We got used to all of the meds and the feeding pump, but the most difficult thing was that Grace had severe colic! It was horrible. The only thing that would calm her is us sitting on an exercise ball and bouncing while we held her. But we had to be on that ball every second of everyday. You may think I am exaggerating...nope it was awful. The other problem was that Grace did not sleep and we were up all the time. So that also meant we were on the ball. We are not sure why Grace was so colicky, as I don't believe it was part of Emanuel Syndrome, it may have to do with the brain damage that Grace suffered from surgery, we don't know. Finally when she was 6 months old, things started getting better. It was after she had surgery to remove the screws that were in her jaw, from her Mandibular Distraction surgery. After the surgery she seemed much happier! We still used the ball a lot, but not as much and the colic seemed to go away. 

In and Out of the Hospital:
Grace was also in and out of the hospital a lot the first year of her life. Most of the time it was for respiratory issues. Sometimes she would just get a cold and that would lead to a hospital visit, because she had such a hard time breathing. One of the things that really helped and that we use to this day is a suction machine. It has been a savior, and helped us take care of Grace at home instead of going to the hospital.  Grace is now two and we rarely make hospital visits, unless it is to say hi to our favorite nurses :) 
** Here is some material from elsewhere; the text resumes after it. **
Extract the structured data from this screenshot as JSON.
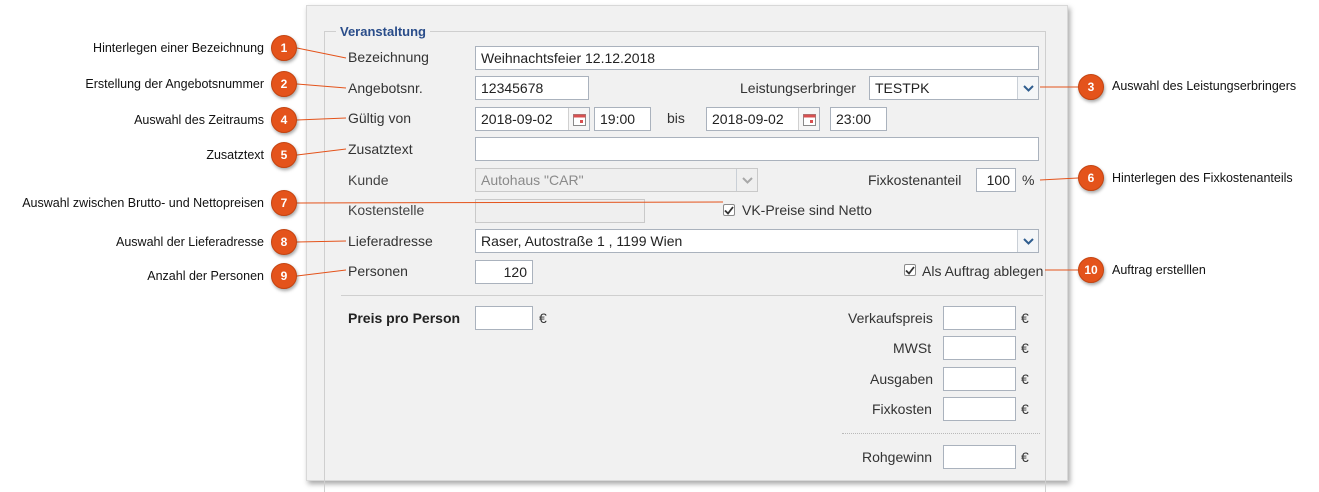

Therapy Starts:
Grace also started speech, occupational, and physical therapies when she came home from the hospital.  Luckily her therapists come to our home. She sees them once a week, although I believe she needs more. We were getting PT twice a week until our insurance stopped the coverage. Developmentally Grace is very behind, but we are so proud of how hard she works and what she has accomplished. It took a very long time for Grace to smile for the first time. I remember crying thinking that she may never smile. I just needed that smile so that I knew she was ok. I think she was about 7 months old or so when we started seeing smiles. It was a great day! Grace is two now and is still working on holding her head up. When she was younger, she hated tummy time, but now she enjoys it.  She has rolled from her side to her back and also can roll from belly to back (with a little help). She tries so hard! She is getting used to her stander, but is not a huge fan quite yet. As far a speech goes, Grace recognizes names "Mommy, Daddy, Grandma, and Grandpa" She also understands "Bath". The communicates with us through smiles, coos, and laughs. She is able to tell us when she wants "more" by cooing. She definitely can let us know when she doesn't like something too. Grace is totally Tube-Fed, but we do give her tastes of baby food. She seems to enjoy tasting new things. 

Over time things have gotten easier, or maybe our family has just adjusted to how things need to be. I will continue to update Grace's blog, as this is just the beginning of her journey!